Judith began attempting to compose at the age of eleven and won her first prize for composition for a piece written when she was twelve. She studied at Long Island Institute of Music, Queeens College in New York City, and at Columbia University. Her composition teachers were Hugo Weisgall and Jack Beeson (at Queens) and Otto Luening at Columbia. She also studied orchestration with André Jolivet in France.
Her complex tonal compositional style incorporates elements of Romanticism, Impressionism and twentieth-century techniques (including complex rhythms and sudden changes of metre), and is mostly instrumentally (rather than vocally) inspired. Influences include Berlioz, Chopin, Copland, Debussy, Messiaen, Prokofiev, Ravel, Scriabin and Stravinsky.
She promotes other women composers and has addressed the absence of women composers' repertoire in teaching materials, although she doesn't like being referred to as a woman composer. She has served as the head editor of the series The Musical Woman: An International Perspective.
Further information: judithzaimont.com
CD Spotlight.
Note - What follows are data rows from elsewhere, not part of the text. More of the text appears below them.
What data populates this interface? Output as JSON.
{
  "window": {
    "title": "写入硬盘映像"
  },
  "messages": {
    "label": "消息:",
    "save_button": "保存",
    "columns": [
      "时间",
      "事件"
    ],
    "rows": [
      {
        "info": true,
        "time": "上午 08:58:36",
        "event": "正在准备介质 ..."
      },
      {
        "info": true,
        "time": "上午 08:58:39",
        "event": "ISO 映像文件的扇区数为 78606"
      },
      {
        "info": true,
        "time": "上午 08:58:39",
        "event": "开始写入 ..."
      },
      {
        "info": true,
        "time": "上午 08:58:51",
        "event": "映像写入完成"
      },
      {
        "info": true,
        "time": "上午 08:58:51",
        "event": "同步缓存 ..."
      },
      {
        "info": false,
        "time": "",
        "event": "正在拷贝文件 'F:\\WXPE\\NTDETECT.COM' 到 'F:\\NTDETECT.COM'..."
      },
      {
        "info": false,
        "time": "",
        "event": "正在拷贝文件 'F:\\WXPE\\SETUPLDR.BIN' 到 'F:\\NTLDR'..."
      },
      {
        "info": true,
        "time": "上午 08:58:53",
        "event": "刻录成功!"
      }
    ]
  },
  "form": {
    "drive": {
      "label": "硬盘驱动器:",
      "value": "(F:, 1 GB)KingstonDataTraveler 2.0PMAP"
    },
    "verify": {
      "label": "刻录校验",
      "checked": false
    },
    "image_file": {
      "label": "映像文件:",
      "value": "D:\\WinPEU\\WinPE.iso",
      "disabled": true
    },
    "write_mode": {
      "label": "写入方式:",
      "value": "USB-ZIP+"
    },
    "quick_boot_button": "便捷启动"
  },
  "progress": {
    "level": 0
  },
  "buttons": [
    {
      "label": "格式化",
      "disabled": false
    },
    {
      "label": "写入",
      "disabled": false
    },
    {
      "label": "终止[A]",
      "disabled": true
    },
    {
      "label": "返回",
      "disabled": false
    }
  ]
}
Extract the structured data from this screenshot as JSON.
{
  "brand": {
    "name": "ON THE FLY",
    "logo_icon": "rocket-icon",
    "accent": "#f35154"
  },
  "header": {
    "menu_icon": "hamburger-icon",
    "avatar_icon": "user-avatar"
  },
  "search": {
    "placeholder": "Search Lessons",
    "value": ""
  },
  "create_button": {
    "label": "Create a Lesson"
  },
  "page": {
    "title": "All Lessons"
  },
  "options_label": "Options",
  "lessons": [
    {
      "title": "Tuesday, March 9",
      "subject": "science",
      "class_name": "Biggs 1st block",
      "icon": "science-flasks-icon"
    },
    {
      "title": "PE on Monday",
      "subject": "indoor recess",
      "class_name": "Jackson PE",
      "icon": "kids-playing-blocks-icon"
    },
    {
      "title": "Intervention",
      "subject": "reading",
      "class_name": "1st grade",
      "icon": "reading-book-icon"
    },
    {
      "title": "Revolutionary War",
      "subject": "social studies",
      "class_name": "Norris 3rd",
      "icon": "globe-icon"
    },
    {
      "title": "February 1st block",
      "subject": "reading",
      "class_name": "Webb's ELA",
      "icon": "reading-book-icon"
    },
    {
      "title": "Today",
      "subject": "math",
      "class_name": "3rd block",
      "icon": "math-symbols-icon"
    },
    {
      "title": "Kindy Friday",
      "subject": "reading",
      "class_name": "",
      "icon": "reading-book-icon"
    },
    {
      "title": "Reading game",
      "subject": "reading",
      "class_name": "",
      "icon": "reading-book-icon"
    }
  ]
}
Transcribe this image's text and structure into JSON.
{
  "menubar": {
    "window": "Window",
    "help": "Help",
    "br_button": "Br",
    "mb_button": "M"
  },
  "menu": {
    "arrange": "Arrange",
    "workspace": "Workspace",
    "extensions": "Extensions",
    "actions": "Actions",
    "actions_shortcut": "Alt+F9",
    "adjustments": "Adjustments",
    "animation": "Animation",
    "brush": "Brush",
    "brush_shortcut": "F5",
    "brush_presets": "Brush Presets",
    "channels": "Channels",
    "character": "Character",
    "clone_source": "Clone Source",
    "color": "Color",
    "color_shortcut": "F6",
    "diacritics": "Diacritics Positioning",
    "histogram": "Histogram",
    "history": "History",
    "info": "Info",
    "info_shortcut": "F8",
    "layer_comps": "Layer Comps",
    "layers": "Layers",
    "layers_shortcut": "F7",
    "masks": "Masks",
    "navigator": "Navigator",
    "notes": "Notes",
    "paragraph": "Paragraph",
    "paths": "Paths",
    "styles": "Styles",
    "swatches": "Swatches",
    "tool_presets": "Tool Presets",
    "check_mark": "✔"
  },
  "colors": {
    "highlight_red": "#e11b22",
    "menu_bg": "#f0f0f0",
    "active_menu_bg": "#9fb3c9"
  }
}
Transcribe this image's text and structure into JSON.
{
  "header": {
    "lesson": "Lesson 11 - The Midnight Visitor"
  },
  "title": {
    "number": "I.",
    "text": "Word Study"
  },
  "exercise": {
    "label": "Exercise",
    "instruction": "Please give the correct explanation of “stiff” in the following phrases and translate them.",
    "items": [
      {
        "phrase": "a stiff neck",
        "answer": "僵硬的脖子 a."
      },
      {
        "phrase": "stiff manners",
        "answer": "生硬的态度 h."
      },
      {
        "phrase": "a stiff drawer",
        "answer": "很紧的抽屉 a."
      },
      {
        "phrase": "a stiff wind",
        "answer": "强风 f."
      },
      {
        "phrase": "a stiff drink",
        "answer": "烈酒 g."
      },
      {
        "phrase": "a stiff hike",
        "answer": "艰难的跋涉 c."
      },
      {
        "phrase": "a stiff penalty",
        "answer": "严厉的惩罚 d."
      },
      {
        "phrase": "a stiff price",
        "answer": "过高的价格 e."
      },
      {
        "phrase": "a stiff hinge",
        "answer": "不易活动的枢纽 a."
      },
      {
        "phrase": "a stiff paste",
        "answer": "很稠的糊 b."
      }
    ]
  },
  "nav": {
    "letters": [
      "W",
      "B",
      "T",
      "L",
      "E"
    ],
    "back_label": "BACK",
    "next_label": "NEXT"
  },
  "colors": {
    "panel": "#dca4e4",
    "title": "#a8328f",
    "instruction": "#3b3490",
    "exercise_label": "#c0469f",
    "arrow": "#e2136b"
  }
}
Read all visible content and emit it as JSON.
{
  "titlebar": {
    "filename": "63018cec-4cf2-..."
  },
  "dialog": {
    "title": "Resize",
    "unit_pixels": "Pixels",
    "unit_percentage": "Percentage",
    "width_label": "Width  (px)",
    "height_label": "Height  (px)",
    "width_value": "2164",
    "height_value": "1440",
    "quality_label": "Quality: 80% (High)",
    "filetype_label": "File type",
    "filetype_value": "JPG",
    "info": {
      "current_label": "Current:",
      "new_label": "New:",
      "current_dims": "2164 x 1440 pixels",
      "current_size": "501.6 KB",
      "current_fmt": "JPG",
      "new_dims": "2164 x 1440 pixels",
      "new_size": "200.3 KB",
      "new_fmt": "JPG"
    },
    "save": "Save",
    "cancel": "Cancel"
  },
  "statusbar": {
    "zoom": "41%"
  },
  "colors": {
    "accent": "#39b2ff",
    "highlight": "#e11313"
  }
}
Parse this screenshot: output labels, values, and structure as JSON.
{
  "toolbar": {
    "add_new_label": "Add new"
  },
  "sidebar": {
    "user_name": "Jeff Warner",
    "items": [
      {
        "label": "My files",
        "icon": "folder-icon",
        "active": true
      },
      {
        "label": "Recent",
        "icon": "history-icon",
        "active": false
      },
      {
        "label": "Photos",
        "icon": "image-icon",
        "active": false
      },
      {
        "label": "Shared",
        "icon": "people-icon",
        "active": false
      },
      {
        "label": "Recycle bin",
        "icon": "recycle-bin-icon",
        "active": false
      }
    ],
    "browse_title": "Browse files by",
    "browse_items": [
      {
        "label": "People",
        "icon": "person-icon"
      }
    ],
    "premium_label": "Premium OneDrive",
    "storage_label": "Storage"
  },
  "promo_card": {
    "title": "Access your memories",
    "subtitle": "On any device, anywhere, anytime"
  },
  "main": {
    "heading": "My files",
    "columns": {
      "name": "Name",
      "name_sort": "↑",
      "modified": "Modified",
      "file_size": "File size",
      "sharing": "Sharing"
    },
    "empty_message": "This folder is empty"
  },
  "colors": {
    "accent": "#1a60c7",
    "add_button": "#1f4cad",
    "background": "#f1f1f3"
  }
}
An Encyclopedic Recital - Elizabeth Moak plays Judith Lang Zaimont, heard by the late Howard Smith. '... a stature of compelling merit.'
Three Questions before the First Night - Carson Cooman talks to Judith Lang Zaimont about her Symphony for Wind Orchestra in Three Scenes